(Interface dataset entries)
□ □ □
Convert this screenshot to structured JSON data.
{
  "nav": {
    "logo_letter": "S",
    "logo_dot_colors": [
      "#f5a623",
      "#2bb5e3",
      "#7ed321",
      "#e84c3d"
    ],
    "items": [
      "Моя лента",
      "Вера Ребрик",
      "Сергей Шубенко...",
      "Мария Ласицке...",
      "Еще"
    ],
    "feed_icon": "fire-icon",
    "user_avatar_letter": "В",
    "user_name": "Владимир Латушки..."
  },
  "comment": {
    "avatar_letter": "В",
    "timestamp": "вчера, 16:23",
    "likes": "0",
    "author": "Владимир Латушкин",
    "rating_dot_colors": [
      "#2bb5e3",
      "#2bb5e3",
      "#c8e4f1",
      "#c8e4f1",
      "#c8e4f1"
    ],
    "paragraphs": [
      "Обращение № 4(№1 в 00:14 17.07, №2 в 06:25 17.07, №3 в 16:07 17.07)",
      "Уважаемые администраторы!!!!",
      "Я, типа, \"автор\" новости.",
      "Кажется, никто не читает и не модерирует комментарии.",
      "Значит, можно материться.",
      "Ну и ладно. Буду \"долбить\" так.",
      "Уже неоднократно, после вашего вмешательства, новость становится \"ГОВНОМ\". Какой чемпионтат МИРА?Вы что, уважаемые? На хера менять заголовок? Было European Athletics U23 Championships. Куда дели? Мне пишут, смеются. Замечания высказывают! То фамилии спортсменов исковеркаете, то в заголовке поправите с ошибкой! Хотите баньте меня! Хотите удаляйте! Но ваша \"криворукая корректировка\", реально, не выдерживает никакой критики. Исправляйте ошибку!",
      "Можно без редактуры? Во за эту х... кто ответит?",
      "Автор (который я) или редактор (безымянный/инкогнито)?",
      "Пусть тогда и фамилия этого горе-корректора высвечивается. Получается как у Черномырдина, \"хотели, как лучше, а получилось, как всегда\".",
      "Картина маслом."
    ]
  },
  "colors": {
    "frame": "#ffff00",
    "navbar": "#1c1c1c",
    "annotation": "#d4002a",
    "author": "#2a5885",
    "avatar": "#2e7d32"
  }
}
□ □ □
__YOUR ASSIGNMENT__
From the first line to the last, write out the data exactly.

__RESPONSE BOX__
Convert this screenshot to structured JSON data.
{
  "nav": {
    "logo_letter": "S",
    "logo_dot_colors": [
      "#f5a623",
      "#2bb5e3",
      "#7ed321",
      "#e84c3d"
    ],
    "items": [
      "Моя лента",
      "Вера Ребрик",
      "Сергей Шубенко...",
      "Мария Ласицке...",
      "Еще"
    ],
    "feed_icon": "fire-icon",
    "user_avatar_letter": "В",
    "user_name": "Владимир Латушки..."
  },
  "comment": {
    "avatar_letter": "В",
    "timestamp": "вчера, 16:23",
    "likes": "0",
    "author": "Владимир Латушкин",
    "rating_dot_colors": [
      "#2bb5e3",
      "#2bb5e3",
      "#c8e4f1",
      "#c8e4f1",
      "#c8e4f1"
    ],
    "paragraphs": [
      "Обращение № 4(№1 в 00:14 17.07, №2 в 06:25 17.07, №3 в 16:07 17.07)",
      "Уважаемые администраторы!!!!",
      "Я, типа, \"автор\" новости.",
      "Кажется, никто не читает и не модерирует комментарии.",
      "Значит, можно материться.",
      "Ну и ладно. Буду \"долбить\" так.",
      "Уже неоднократно, после вашего вмешательства, новость становится \"ГОВНОМ\". Какой чемпионтат МИРА?Вы что, уважаемые? На хера менять заголовок? Было European Athletics U23 Championships. Куда дели? Мне пишут, смеются. Замечания высказывают! То фамилии спортсменов исковеркаете, то в заголовке поправите с ошибкой! Хотите баньте меня! Хотите удаляйте! Но ваша \"криворукая корректировка\", реально, не выдерживает никакой критики. Исправляйте ошибку!",
      "Можно без редактуры? Во за эту х... кто ответит?",
      "Автор (который я) или редактор (безымянный/инкогнито)?",
      "Пусть тогда и фамилия этого горе-корректора высвечивается. Получается как у Черномырдина, \"хотели, как лучше, а получилось, как всегда\".",
      "Картина маслом."
    ]
  },
  "colors": {
    "frame": "#ffff00",
    "navbar": "#1c1c1c",
    "annotation": "#d4002a",
    "author": "#2a5885",
    "avatar": "#2e7d32"
  }
}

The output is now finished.